Good candidates deserve the VIP treatment
- 06 September, 2010 22:00
As CIO and SVP of global customer care for Hertz Global Holdings, Joe Eckroth is responsible for leading the customer care and IT departments of a multibillion-dollar car- and equipment-rental company. He shares his best hiring practices and why it's important to get to know candidates beyond their resumes. I use videoconferencing more in place of telephone interviews. It has become a valuable tool in moving the interview process forward while enabling me to assess the leadership style and chemistry of those candidates I can't meet face to face. I have staff in Oklahoma, New Jersey and Dublin, and for the positions that I hire, it can be difficult to find the right talent locally. Videoconferencing enables us to have a preliminary conversation before having a candidate invest time in traveling. I can also include more interviewers in multiple locations at the same time.
The first on-site visit is where you're going to win or lose the heart and mind of a candidate. When I bring someone in, I have high hopes they'll join the company and am more concerned about their impressions of it and our team. I want candidates to have a level of comfort when they arrive and strive to instill the feeling that we view them as a high-quality candidate. I don't want it to just be a linear walk from the lobby to their interview. Instead I want to show aspects of the company so they can get the bigger picture of what we do and how they would fit in. This is as important as the onboarding process once they are hired.
One of my goals is to sell a candidate on the community they will be joining. We have to do our homework, as the resume may not give [background] information. For example, we want to know if they are single or married with school-age children. This way we can tie in attributes we offer that should be attractive to them, given their lifestyle.
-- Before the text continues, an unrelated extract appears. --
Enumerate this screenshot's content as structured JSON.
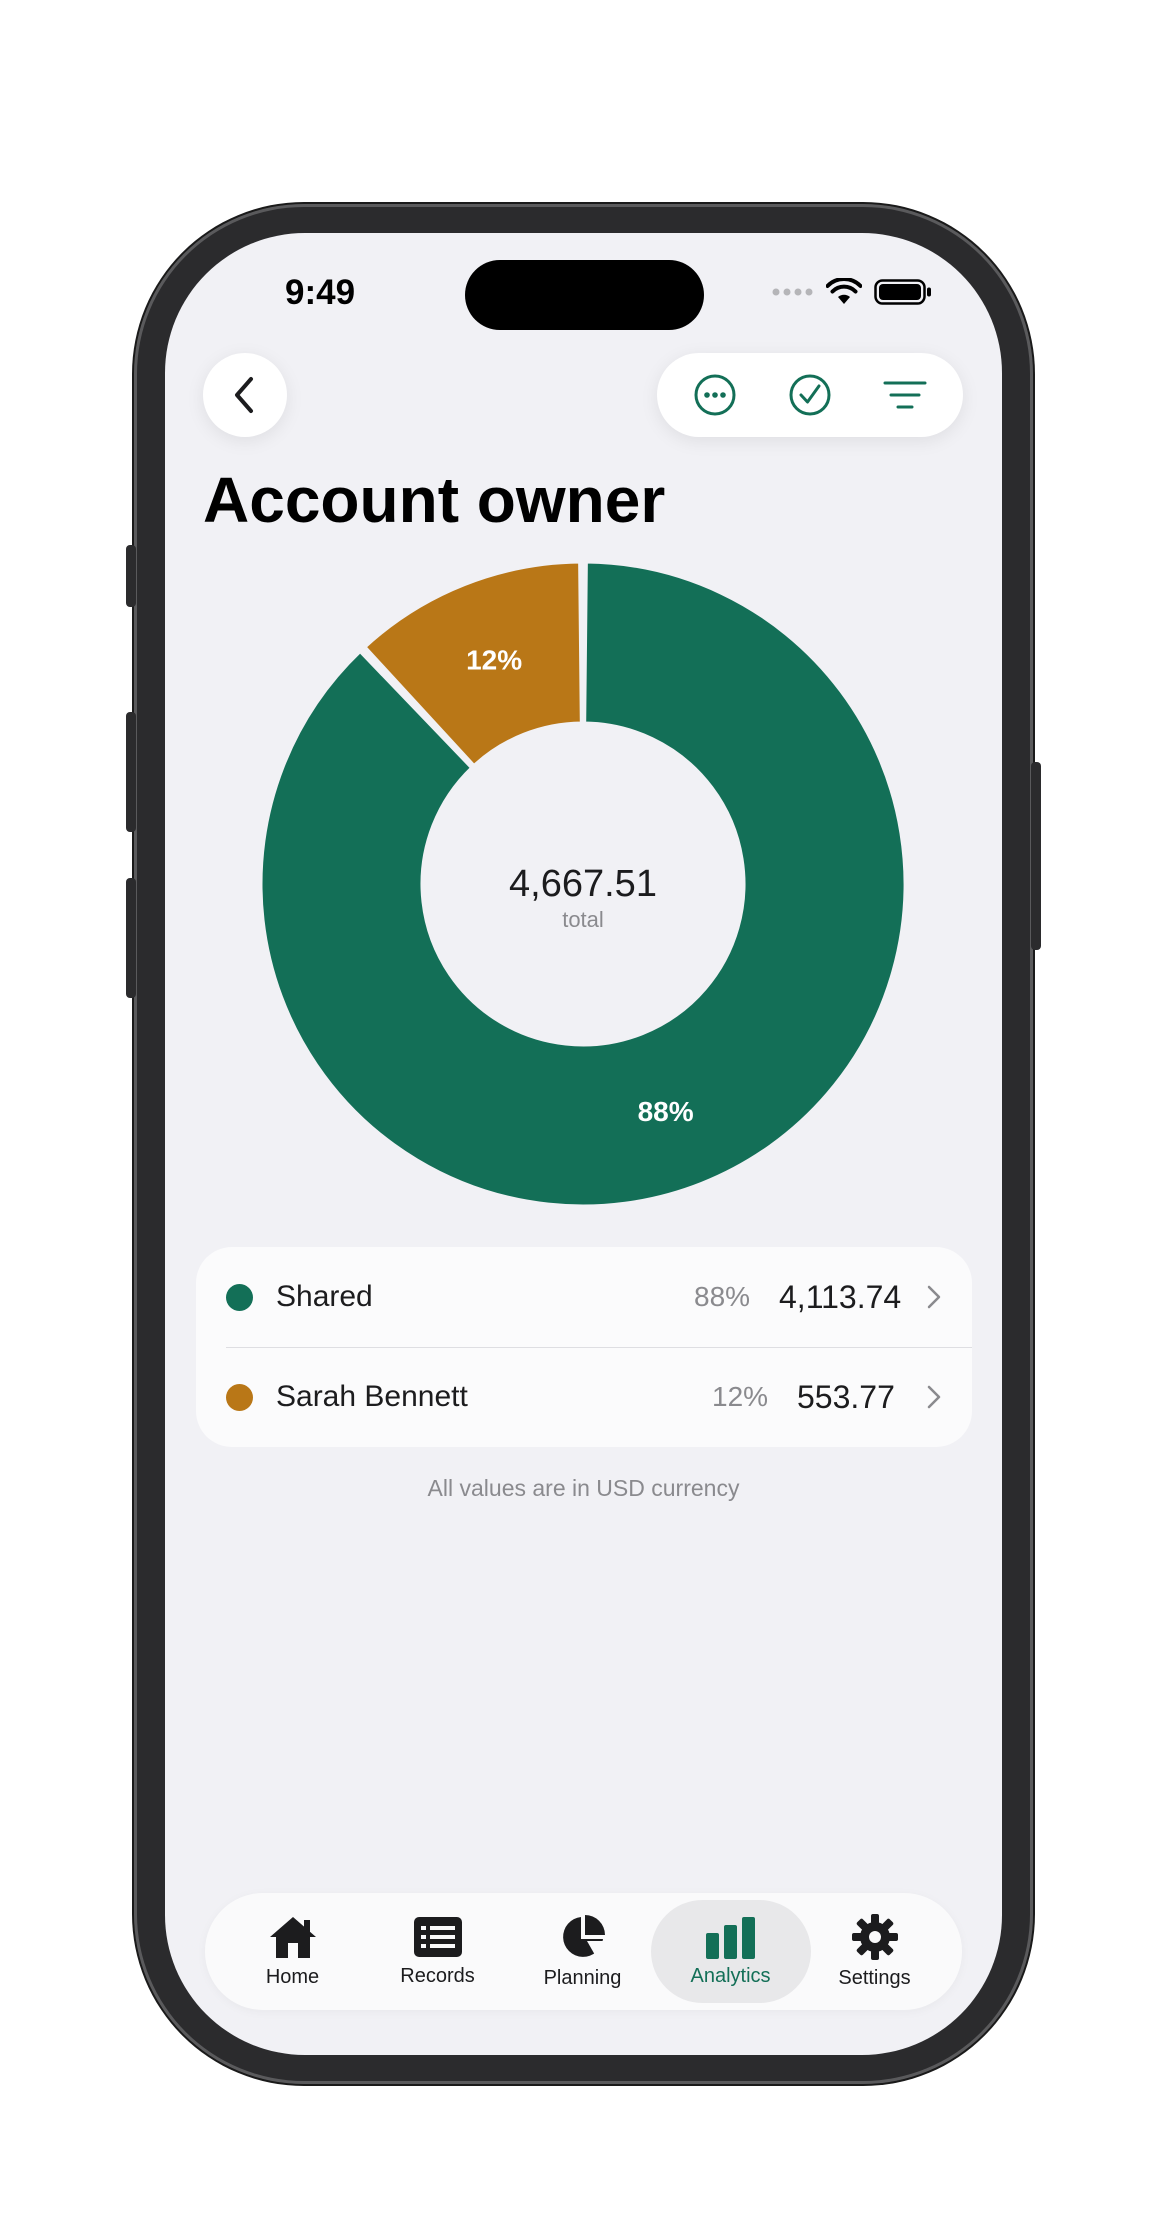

I try to be as inclusive as possible. If it's a role where they're going to have exposure to a particular segment of the business, I get that unit involved in the interview process. It seems to energize candidates and [suggests] there is good alignment between IT and various segments of the company. High-quality candidates look for this. On the IT side, I include as many people as I can without going overboard. Candidates shouldn't be put through ten different interviews. I want to get enough data to assess competencies and cultural fit and then, if possible, get consensus.
I like speed at the decision point. As a candidate, I hated the deafening silence that often occurred. Most candidates feel good when they leave an interview and, if we feel good, the worst thing that can happen is for weeks to go by without any communication from us. Communication must occur, even if the information is incomplete.
My main interest is in developing a solid connection with the candidate. I can assess more from a positive affinity with them than from what is on their resume. If I connect with them, there's a good chance the team will too. I do like to focus on leadership potential and on what makes the candidate tick. Are they motivated by money? By working on leading-edge technology? Or is it the ability to change roles every 18 months? If you don't know what makes a candidate tick, you will make a hiring mistake.